Activity: Give the count of lines in the records that contain the string "title", and write nothing but that number.

--- Supplied material Enclosed Below ---

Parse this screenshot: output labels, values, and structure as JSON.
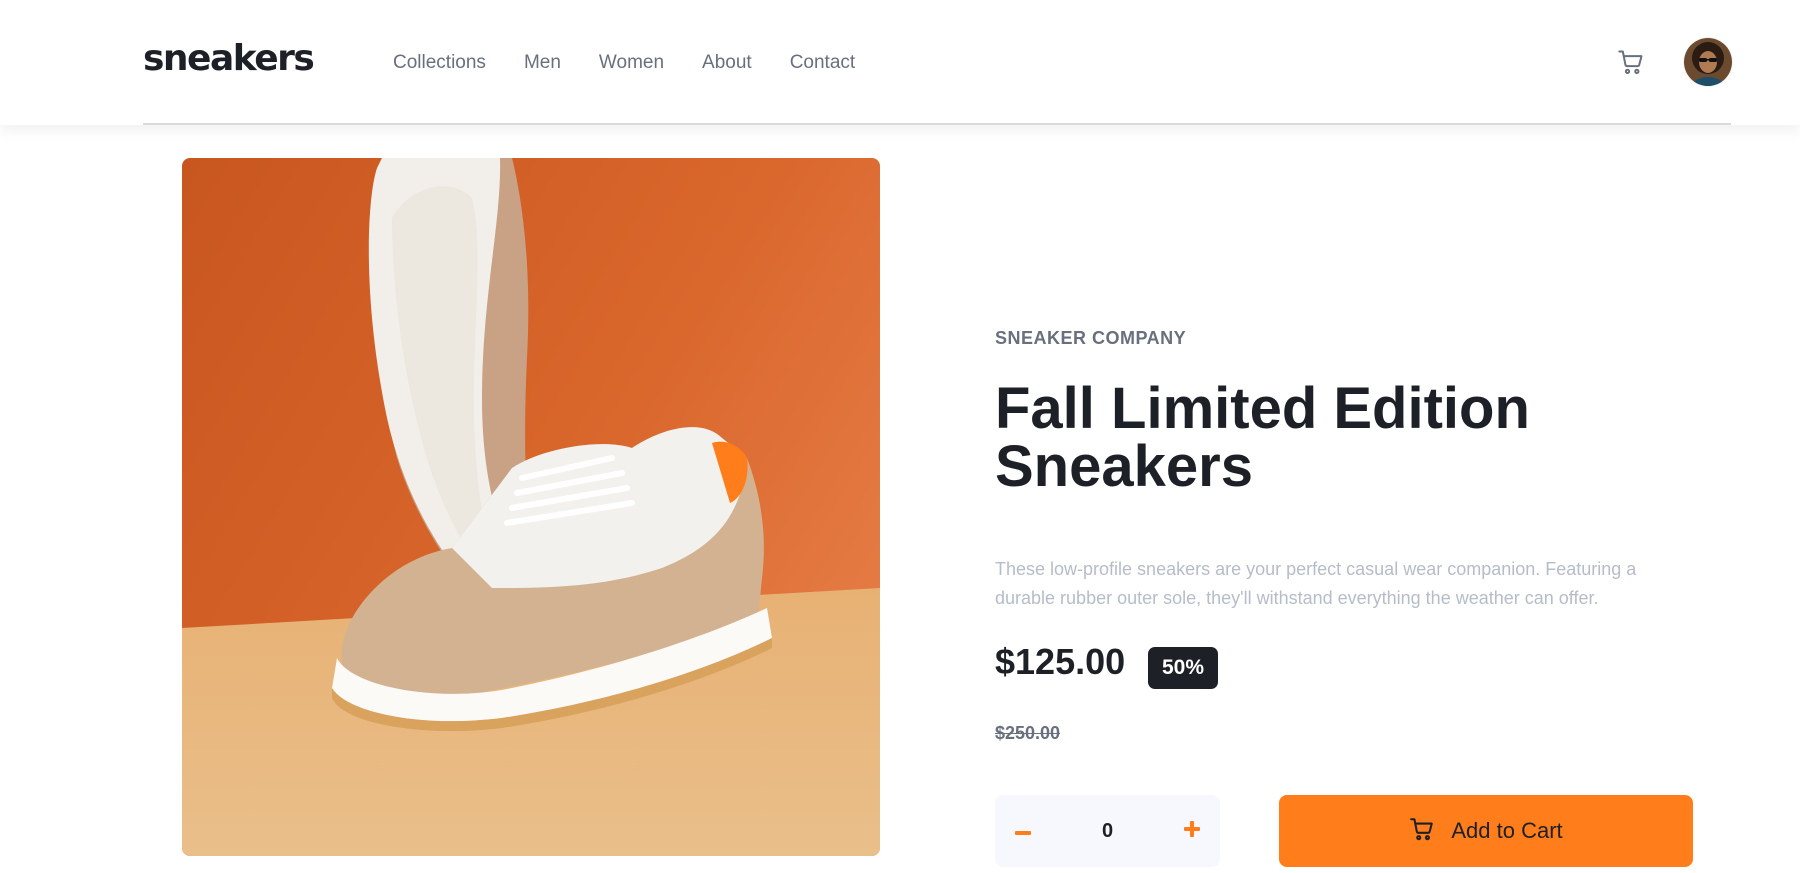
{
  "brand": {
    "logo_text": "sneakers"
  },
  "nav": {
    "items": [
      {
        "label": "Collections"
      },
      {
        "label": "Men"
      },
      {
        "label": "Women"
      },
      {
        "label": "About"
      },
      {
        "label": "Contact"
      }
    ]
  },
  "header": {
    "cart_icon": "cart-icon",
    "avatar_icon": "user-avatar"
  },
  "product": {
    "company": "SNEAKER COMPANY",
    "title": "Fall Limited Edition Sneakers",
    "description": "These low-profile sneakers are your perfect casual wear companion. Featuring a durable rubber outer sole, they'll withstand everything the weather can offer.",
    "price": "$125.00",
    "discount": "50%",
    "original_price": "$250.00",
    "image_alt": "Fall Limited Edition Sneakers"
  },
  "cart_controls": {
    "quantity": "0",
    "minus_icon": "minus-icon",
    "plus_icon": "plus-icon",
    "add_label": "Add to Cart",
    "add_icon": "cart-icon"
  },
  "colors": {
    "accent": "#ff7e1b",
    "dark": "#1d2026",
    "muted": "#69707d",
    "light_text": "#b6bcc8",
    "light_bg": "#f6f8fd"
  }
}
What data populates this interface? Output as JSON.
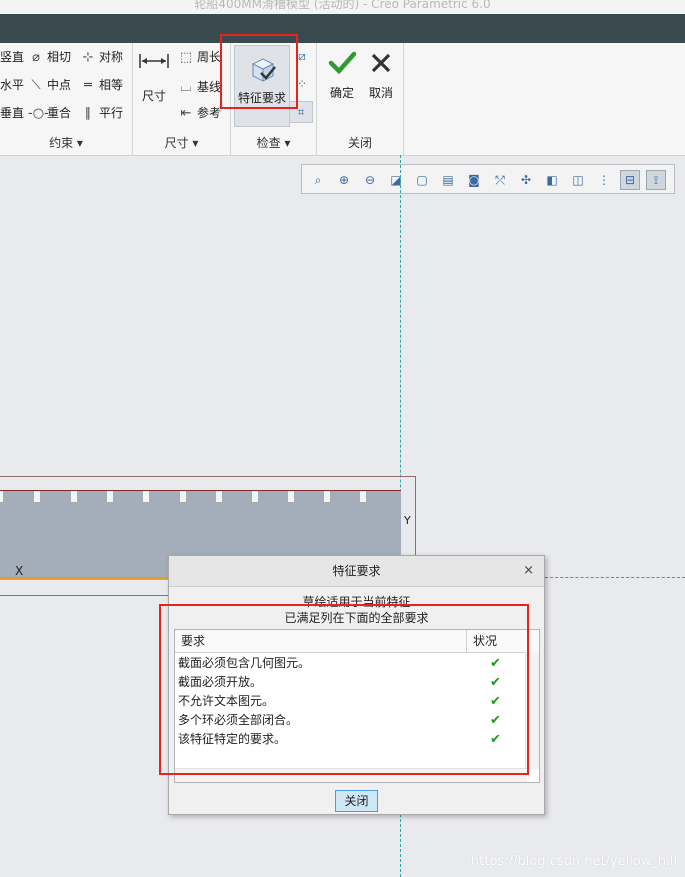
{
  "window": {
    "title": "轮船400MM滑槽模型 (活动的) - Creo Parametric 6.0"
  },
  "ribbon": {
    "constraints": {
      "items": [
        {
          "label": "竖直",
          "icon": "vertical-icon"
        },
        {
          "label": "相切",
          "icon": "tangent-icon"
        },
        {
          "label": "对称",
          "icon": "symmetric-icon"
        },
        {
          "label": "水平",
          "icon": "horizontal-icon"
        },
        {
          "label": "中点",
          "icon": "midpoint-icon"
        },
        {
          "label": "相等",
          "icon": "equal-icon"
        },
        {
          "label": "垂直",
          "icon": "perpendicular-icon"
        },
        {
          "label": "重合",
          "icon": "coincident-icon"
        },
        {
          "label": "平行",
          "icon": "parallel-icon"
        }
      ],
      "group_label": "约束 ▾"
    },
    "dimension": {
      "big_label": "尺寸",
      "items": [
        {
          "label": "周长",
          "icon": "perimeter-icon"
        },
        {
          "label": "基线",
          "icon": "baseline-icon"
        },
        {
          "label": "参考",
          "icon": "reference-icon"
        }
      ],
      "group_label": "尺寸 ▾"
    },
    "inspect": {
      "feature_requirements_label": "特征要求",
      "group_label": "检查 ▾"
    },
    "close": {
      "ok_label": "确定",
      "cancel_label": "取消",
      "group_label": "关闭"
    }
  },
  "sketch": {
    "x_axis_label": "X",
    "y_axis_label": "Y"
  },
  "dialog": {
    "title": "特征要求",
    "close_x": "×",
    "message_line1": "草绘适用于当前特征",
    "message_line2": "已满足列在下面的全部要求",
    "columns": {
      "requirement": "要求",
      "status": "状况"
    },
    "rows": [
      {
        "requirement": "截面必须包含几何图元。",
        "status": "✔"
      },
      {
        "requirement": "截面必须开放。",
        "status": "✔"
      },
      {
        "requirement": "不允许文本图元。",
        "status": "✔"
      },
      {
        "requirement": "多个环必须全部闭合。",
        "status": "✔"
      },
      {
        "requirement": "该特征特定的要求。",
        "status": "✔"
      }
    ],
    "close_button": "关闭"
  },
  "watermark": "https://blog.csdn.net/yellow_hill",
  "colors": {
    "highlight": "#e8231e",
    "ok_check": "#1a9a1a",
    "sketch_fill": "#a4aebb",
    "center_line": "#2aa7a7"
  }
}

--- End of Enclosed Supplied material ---

Answer to this problem: 3